> _Aim of the task_: Go through the data below and retype all of it exactly.

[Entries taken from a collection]
>>>
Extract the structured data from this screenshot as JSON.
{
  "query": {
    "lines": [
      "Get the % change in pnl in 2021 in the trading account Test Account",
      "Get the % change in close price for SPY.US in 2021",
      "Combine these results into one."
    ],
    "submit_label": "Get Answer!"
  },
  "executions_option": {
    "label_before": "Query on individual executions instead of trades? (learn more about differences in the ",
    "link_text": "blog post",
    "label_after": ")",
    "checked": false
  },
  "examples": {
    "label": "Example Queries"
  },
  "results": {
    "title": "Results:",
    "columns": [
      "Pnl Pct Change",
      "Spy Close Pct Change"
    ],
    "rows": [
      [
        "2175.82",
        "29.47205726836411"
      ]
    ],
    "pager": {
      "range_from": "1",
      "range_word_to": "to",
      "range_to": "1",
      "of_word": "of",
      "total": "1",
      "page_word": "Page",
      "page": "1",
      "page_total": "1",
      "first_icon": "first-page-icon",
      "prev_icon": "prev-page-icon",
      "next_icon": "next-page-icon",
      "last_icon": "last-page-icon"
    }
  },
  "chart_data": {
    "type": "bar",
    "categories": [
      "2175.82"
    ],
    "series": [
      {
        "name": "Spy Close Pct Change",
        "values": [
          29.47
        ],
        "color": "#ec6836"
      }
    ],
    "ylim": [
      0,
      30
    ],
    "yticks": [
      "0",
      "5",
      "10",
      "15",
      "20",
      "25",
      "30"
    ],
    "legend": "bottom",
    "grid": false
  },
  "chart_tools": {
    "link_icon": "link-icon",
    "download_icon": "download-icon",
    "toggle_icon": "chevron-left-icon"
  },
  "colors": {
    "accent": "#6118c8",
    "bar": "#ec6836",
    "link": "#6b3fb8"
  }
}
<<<
> _Response to this task_:
Extract the structured data from this screenshot as JSON.
{
  "query": {
    "lines": [
      "Get the % change in pnl in 2021 in the trading account Test Account",
      "Get the % change in close price for SPY.US in 2021",
      "Combine these results into one."
    ],
    "submit_label": "Get Answer!"
  },
  "executions_option": {
    "label_before": "Query on individual executions instead of trades? (learn more about differences in the ",
    "link_text": "blog post",
    "label_after": ")",
    "checked": false
  },
  "examples": {
    "label": "Example Queries"
  },
  "results": {
    "title": "Results:",
    "columns": [
      "Pnl Pct Change",
      "Spy Close Pct Change"
    ],
    "rows": [
      [
        "2175.82",
        "29.47205726836411"
      ]
    ],
    "pager": {
      "range_from": "1",
      "range_word_to": "to",
      "range_to": "1",
      "of_word": "of",
      "total": "1",
      "page_word": "Page",
      "page": "1",
      "page_total": "1",
      "first_icon": "first-page-icon",
      "prev_icon": "prev-page-icon",
      "next_icon": "next-page-icon",
      "last_icon": "last-page-icon"
    }
  },
  "chart_data": {
    "type": "bar",
    "categories": [
      "2175.82"
    ],
    "series": [
      {
        "name": "Spy Close Pct Change",
        "values": [
          29.47
        ],
        "color": "#ec6836"
      }
    ],
    "ylim": [
      0,
      30
    ],
    "yticks": [
      "0",
      "5",
      "10",
      "15",
      "20",
      "25",
      "30"
    ],
    "legend": "bottom",
    "grid": false
  },
  "chart_tools": {
    "link_icon": "link-icon",
    "download_icon": "download-icon",
    "toggle_icon": "chevron-left-icon"
  },
  "colors": {
    "accent": "#6118c8",
    "bar": "#ec6836",
    "link": "#6b3fb8"
  }
}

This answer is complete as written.